<<<<

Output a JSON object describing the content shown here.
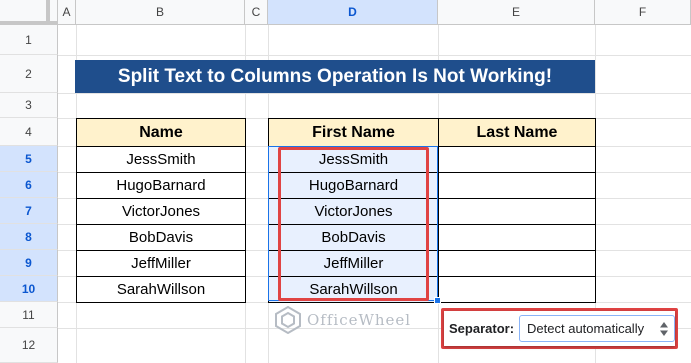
{
  "columns": [
    "A",
    "B",
    "C",
    "D",
    "E",
    "F"
  ],
  "rows": [
    "1",
    "2",
    "3",
    "4",
    "5",
    "6",
    "7",
    "8",
    "9",
    "10",
    "11",
    "12"
  ],
  "title": "Split Text to Columns Operation Is Not Working!",
  "left_table": {
    "header": "Name",
    "values": [
      "JessSmith",
      "HugoBarnard",
      "VictorJones",
      "BobDavis",
      "JeffMiller",
      "SarahWillson"
    ]
  },
  "right_table": {
    "headers": [
      "First Name",
      "Last Name"
    ],
    "values": [
      "JessSmith",
      "HugoBarnard",
      "VictorJones",
      "BobDavis",
      "JeffMiller",
      "SarahWillson"
    ]
  },
  "watermark": "OfficeWheel",
  "separator": {
    "label": "Separator:",
    "selected": "Detect automatically"
  },
  "colors": {
    "title_bg": "#1f4e8c",
    "header_bg": "#fff2cc",
    "highlight": "#e04343",
    "selection": "#1a73e8"
  },
  "icons": {
    "watermark_logo": "officewheel-logo-icon",
    "select_arrow": "up-down-arrows-icon"
  }
}
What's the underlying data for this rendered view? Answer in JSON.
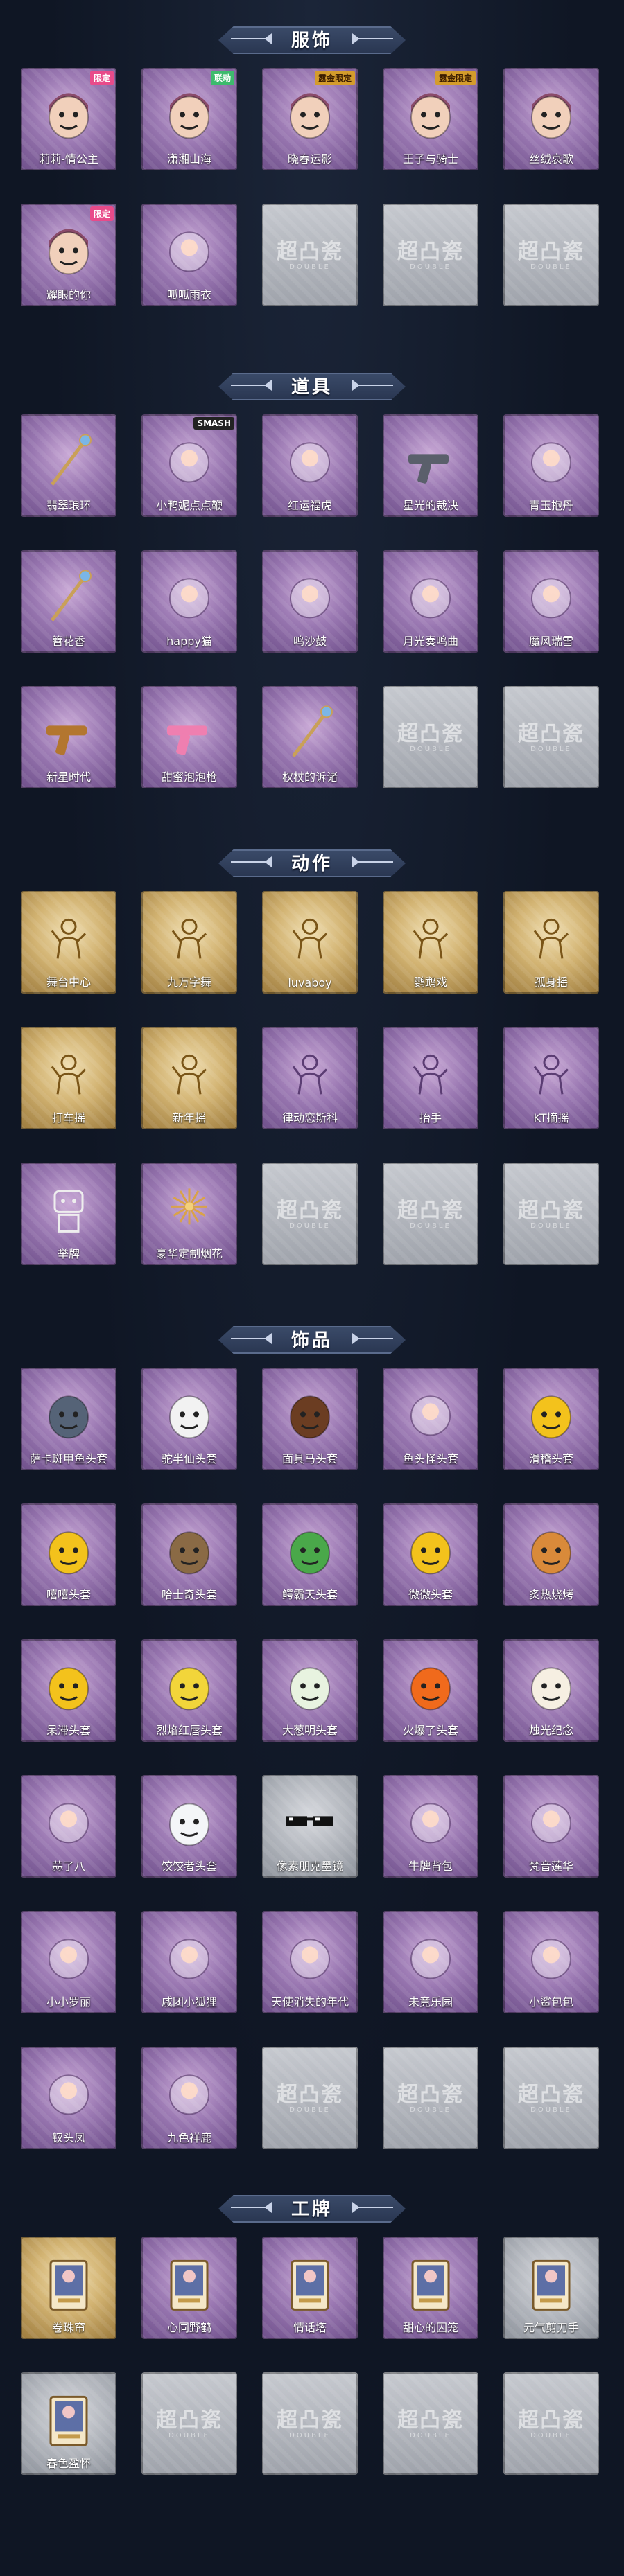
{
  "colors": {
    "background": "#0f1624",
    "header": "#2a3752",
    "purple": "#9a78b2",
    "gold": "#d2b372",
    "gray": "#aeb2b9"
  },
  "watermark": {
    "main": "超凸瓷",
    "sub": "DOUBLE"
  },
  "sections": [
    {
      "title": "服饰",
      "items": [
        {
          "label": "莉莉-情公主",
          "style": "purple",
          "icon": "doll-face-icon",
          "badge": "限定",
          "badge_style": "pink"
        },
        {
          "label": "潇湘山海",
          "style": "purple",
          "icon": "elf-face-icon",
          "badge": "联动",
          "badge_style": "green"
        },
        {
          "label": "晓春运影",
          "style": "purple",
          "icon": "boy-face-icon",
          "badge": "露金限定",
          "badge_style": "gold"
        },
        {
          "label": "王子与骑士",
          "style": "purple",
          "icon": "prince-face-icon",
          "badge": "露金限定",
          "badge_style": "gold"
        },
        {
          "label": "丝绒哀歌",
          "style": "purple",
          "icon": "gothic-face-icon"
        },
        {
          "label": "耀眼的你",
          "style": "purple",
          "icon": "cowgirl-face-icon",
          "badge": "限定",
          "badge_style": "pink"
        },
        {
          "label": "呱呱雨衣",
          "style": "purple",
          "icon": "frog-hood-icon"
        },
        {
          "label": "",
          "style": "empty"
        },
        {
          "label": "",
          "style": "empty"
        },
        {
          "label": "",
          "style": "empty"
        }
      ]
    },
    {
      "title": "道具",
      "items": [
        {
          "label": "翡翠琅环",
          "style": "purple",
          "icon": "jade-ring-icon"
        },
        {
          "label": "小鸭妮点点鞭",
          "style": "purple",
          "icon": "duck-toy-icon",
          "badge": "SMASH",
          "badge_style": "dark"
        },
        {
          "label": "红运福虎",
          "style": "purple",
          "icon": "tiger-icon"
        },
        {
          "label": "星光的裁决",
          "style": "purple",
          "icon": "rifle-icon"
        },
        {
          "label": "青玉抱丹",
          "style": "purple",
          "icon": "guitar-icon"
        },
        {
          "label": "簪花香",
          "style": "purple",
          "icon": "flower-branch-icon"
        },
        {
          "label": "happy猫",
          "style": "purple",
          "icon": "cat-statue-icon"
        },
        {
          "label": "鸣沙鼓",
          "style": "purple",
          "icon": "drum-icon"
        },
        {
          "label": "月光奏鸣曲",
          "style": "purple",
          "icon": "piano-icon"
        },
        {
          "label": "魔风瑞雪",
          "style": "purple",
          "icon": "snow-globe-icon"
        },
        {
          "label": "新星时代",
          "style": "purple",
          "icon": "revolver-icon"
        },
        {
          "label": "甜蜜泡泡枪",
          "style": "purple",
          "icon": "bubble-gun-icon"
        },
        {
          "label": "权杖的诉诸",
          "style": "purple",
          "icon": "scepter-icon"
        },
        {
          "label": "",
          "style": "empty"
        },
        {
          "label": "",
          "style": "empty"
        }
      ]
    },
    {
      "title": "动作",
      "items": [
        {
          "label": "舞台中心",
          "style": "gold",
          "icon": "pose-figure-icon"
        },
        {
          "label": "九万字舞",
          "style": "gold",
          "icon": "pose-figure-icon"
        },
        {
          "label": "luvaboy",
          "style": "gold",
          "icon": "pose-figure-icon"
        },
        {
          "label": "鹦鹉戏",
          "style": "gold",
          "icon": "pose-figure-icon"
        },
        {
          "label": "孤身摇",
          "style": "gold",
          "icon": "pose-figure-icon"
        },
        {
          "label": "打车摇",
          "style": "gold",
          "icon": "pose-figure-icon"
        },
        {
          "label": "新年摇",
          "style": "gold",
          "icon": "pose-figure-icon"
        },
        {
          "label": "律动恋斯科",
          "style": "purple",
          "icon": "pose-figure-icon"
        },
        {
          "label": "抬手",
          "style": "purple",
          "icon": "wave-hand-icon"
        },
        {
          "label": "KT摘摇",
          "style": "purple",
          "icon": "pose-figure-icon"
        },
        {
          "label": "举牌",
          "style": "purple",
          "icon": "robot-sign-icon"
        },
        {
          "label": "豪华定制烟花",
          "style": "purple",
          "icon": "fireworks-icon"
        },
        {
          "label": "",
          "style": "empty"
        },
        {
          "label": "",
          "style": "empty"
        },
        {
          "label": "",
          "style": "empty"
        }
      ]
    },
    {
      "title": "饰品",
      "items": [
        {
          "label": "萨卡斑甲鱼头套",
          "style": "purple",
          "icon": "fish-head-icon"
        },
        {
          "label": "驼半仙头套",
          "style": "purple",
          "icon": "panda-head-icon"
        },
        {
          "label": "面具马头套",
          "style": "purple",
          "icon": "horse-head-icon"
        },
        {
          "label": "鱼头怪头套",
          "style": "purple",
          "icon": "fish-monster-icon"
        },
        {
          "label": "滑稽头套",
          "style": "purple",
          "icon": "funny-face-icon"
        },
        {
          "label": "嘻嘻头套",
          "style": "purple",
          "icon": "grin-face-icon"
        },
        {
          "label": "哈士奇头套",
          "style": "purple",
          "icon": "husky-head-icon"
        },
        {
          "label": "鳄霸天头套",
          "style": "purple",
          "icon": "crocodile-head-icon"
        },
        {
          "label": "微微头套",
          "style": "purple",
          "icon": "smile-face-icon"
        },
        {
          "label": "炙热烧烤",
          "style": "purple",
          "icon": "bbq-head-icon"
        },
        {
          "label": "呆滞头套",
          "style": "purple",
          "icon": "daze-face-icon"
        },
        {
          "label": "烈焰红唇头套",
          "style": "purple",
          "icon": "pikachu-head-icon"
        },
        {
          "label": "大葱明头套",
          "style": "purple",
          "icon": "scallion-head-icon"
        },
        {
          "label": "火爆了头套",
          "style": "purple",
          "icon": "fire-head-icon"
        },
        {
          "label": "烛光纪念",
          "style": "purple",
          "icon": "candle-head-icon"
        },
        {
          "label": "蒜了八",
          "style": "purple",
          "icon": "garlic-icon"
        },
        {
          "label": "饺饺者头套",
          "style": "purple",
          "icon": "dumpling-head-icon"
        },
        {
          "label": "像素朋克墨镜",
          "style": "gray",
          "icon": "pixel-glasses-icon"
        },
        {
          "label": "牛牌背包",
          "style": "purple",
          "icon": "cow-bag-icon"
        },
        {
          "label": "梵音莲华",
          "style": "purple",
          "icon": "lotus-bag-icon"
        },
        {
          "label": "小小罗丽",
          "style": "purple",
          "icon": "little-doll-icon"
        },
        {
          "label": "戚团小狐狸",
          "style": "purple",
          "icon": "fox-pendant-icon"
        },
        {
          "label": "天使消失的年代",
          "style": "purple",
          "icon": "angel-charm-icon"
        },
        {
          "label": "未竟乐园",
          "style": "purple",
          "icon": "clown-doll-icon"
        },
        {
          "label": "小鲨包包",
          "style": "purple",
          "icon": "shark-bag-icon"
        },
        {
          "label": "钗头凤",
          "style": "purple",
          "icon": "phoenix-crown-icon"
        },
        {
          "label": "九色祥鹿",
          "style": "purple",
          "icon": "deer-pendant-icon"
        },
        {
          "label": "",
          "style": "empty"
        },
        {
          "label": "",
          "style": "empty"
        },
        {
          "label": "",
          "style": "empty"
        }
      ]
    },
    {
      "title": "工牌",
      "items": [
        {
          "label": "卷珠帘",
          "style": "gold",
          "icon": "card-badge-icon"
        },
        {
          "label": "心同野鹤",
          "style": "purple",
          "icon": "card-badge-icon"
        },
        {
          "label": "情话塔",
          "style": "purple",
          "icon": "card-badge-icon"
        },
        {
          "label": "甜心的囚笼",
          "style": "purple",
          "icon": "card-badge-icon"
        },
        {
          "label": "元气剪刀手",
          "style": "gray",
          "icon": "card-badge-icon"
        },
        {
          "label": "春色盈怀",
          "style": "gray",
          "icon": "card-badge-icon"
        },
        {
          "label": "",
          "style": "empty"
        },
        {
          "label": "",
          "style": "empty"
        },
        {
          "label": "",
          "style": "empty"
        },
        {
          "label": "",
          "style": "empty"
        }
      ]
    }
  ]
}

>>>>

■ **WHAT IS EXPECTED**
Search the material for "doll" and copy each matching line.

■ **YOUR RESPONSE**
          "icon": "doll-face-icon",
          "icon": "little-doll-icon"
          "icon": "clown-doll-icon"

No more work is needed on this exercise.